* [Exercise details]
Only lines containing the string "icon" belong in the answer; find them in the records and copy them.

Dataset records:
---
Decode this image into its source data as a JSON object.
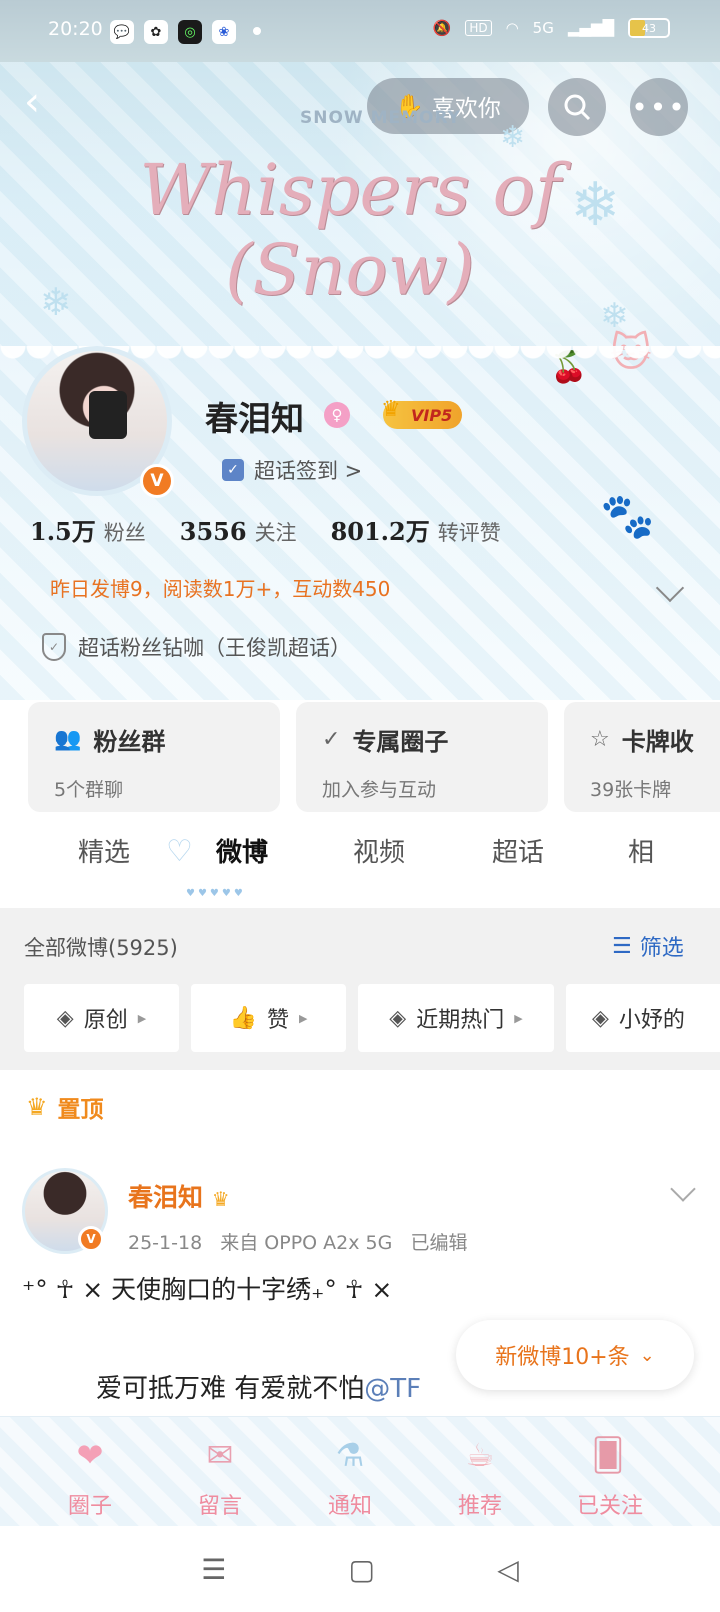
{
  "status_bar": {
    "time": "20:20",
    "network": "5G",
    "hd": "HD",
    "battery": "43"
  },
  "header": {
    "like_label": "喜欢你",
    "banner_title": "Whispers of (Snow)",
    "banner_subtitle": "SNOW MEMORY"
  },
  "profile": {
    "username": "春泪知",
    "vip_label": "VIP5",
    "checkin_label": "超话签到 >",
    "stats": [
      {
        "num": "1.5万",
        "label": "粉丝"
      },
      {
        "num": "3556",
        "label": "关注"
      },
      {
        "num": "801.2万",
        "label": "转评赞"
      }
    ],
    "daily": "昨日发博9，阅读数1万+，互动数450",
    "fan_badge": "超话粉丝钻咖（王俊凯超话）"
  },
  "cards": [
    {
      "title": "粉丝群",
      "sub": "5个群聊",
      "icon": "group-icon"
    },
    {
      "title": "专属圈子",
      "sub": "加入参与互动",
      "icon": "circle-icon"
    },
    {
      "title": "卡牌收",
      "sub": "39张卡牌",
      "icon": "card-icon"
    }
  ],
  "tabs": [
    "精选",
    "微博",
    "视频",
    "超话",
    "相"
  ],
  "feed": {
    "all_label": "全部微博(5925)",
    "filter_label": "筛选",
    "chips": [
      "原创",
      "赞",
      "近期热门",
      "小妤的"
    ]
  },
  "post": {
    "pinned_label": "置顶",
    "author": "春泪知",
    "meta": "25-1-18   来自 OPPO A2x 5G   已编辑",
    "line1": "⁺° ☥ × 天使胸口的十字绣₊° ☥ ×",
    "line2": "爱可抵万难 有爱就不怕",
    "mention": "@TF"
  },
  "new_posts_label": "新微博10+条",
  "bottom_nav": [
    "圈子",
    "留言",
    "通知",
    "推荐",
    "已关注"
  ]
}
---
* [Exercise answer]
      "icon": "group-icon"
      "icon": "circle-icon"
      "icon": "card-icon"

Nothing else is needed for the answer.